Aim of the exercise
Copy each line in the data below that contains the word "board".
########################################
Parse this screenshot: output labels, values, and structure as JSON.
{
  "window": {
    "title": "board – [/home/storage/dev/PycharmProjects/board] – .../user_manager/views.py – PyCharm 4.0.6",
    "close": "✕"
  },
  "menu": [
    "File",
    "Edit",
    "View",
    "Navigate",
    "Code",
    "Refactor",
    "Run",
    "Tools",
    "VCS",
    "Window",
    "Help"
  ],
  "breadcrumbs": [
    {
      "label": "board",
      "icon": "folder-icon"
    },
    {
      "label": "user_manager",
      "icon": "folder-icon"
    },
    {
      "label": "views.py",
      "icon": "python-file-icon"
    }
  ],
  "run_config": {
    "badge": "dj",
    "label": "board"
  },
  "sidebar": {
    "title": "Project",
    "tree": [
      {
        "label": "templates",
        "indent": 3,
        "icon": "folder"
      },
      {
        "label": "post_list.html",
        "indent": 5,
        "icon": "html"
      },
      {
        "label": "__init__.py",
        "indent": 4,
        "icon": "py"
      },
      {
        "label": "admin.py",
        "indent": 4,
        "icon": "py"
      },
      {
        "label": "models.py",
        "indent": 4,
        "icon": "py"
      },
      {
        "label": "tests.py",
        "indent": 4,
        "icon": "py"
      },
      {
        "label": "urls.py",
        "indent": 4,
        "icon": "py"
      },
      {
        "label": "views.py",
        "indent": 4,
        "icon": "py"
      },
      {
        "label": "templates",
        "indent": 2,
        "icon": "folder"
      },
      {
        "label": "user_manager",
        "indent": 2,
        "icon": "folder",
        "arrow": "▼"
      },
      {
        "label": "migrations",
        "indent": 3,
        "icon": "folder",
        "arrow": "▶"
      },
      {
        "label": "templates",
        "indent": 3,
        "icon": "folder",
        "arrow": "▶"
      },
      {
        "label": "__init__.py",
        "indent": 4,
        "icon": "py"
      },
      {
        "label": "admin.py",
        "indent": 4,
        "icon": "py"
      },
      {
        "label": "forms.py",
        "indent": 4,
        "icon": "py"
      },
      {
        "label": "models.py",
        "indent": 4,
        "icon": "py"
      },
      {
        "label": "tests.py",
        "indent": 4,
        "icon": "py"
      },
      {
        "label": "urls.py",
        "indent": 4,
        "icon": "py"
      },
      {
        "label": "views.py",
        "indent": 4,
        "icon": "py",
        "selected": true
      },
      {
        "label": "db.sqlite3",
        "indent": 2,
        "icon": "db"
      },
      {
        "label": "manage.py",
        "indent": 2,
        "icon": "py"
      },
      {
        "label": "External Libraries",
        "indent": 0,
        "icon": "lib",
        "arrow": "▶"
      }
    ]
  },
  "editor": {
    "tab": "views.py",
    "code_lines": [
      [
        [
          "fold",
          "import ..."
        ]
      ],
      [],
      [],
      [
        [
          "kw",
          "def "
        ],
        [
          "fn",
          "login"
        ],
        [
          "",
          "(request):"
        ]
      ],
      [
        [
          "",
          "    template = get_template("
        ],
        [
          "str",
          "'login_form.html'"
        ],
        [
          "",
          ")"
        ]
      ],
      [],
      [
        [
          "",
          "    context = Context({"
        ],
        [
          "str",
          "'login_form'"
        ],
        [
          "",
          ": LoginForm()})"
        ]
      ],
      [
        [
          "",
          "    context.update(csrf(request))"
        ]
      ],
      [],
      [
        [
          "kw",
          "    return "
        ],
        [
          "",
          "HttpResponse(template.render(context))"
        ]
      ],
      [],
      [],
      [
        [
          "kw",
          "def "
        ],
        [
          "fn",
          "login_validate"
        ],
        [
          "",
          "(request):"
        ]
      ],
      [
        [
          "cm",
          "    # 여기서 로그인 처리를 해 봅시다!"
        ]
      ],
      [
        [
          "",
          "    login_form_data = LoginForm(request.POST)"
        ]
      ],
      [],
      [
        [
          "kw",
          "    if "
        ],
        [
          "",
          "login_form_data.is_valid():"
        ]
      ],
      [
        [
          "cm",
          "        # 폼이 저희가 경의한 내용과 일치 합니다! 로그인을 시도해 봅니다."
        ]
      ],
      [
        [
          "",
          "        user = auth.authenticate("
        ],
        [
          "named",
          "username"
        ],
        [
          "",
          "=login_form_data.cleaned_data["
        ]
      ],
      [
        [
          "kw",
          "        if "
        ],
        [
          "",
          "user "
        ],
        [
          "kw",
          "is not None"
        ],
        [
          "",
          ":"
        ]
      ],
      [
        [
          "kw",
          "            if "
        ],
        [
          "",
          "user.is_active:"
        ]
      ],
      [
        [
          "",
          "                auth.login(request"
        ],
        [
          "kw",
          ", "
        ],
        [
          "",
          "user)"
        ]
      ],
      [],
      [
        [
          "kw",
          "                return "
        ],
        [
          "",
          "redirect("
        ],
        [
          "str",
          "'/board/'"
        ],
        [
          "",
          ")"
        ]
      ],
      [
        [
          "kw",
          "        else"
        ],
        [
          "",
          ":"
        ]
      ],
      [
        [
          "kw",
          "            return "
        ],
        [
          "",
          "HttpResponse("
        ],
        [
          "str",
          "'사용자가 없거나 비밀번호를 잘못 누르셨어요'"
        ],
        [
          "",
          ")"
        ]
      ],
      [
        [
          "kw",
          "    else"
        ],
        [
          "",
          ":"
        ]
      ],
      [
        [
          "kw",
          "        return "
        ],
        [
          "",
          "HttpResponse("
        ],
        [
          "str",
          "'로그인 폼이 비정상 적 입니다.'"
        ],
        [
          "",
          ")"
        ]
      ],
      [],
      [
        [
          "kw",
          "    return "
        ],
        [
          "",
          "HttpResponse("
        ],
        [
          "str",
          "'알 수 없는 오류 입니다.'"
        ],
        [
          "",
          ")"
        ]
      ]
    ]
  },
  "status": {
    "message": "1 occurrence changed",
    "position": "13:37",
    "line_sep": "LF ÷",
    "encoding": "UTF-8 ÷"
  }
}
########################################
Your solution
    "title": "board – [/home/storage/dev/PycharmProjects/board] – .../user_manager/views.py – PyCharm 4.0.6",
      "label": "board",
    "label": "board"
          "'/board/'"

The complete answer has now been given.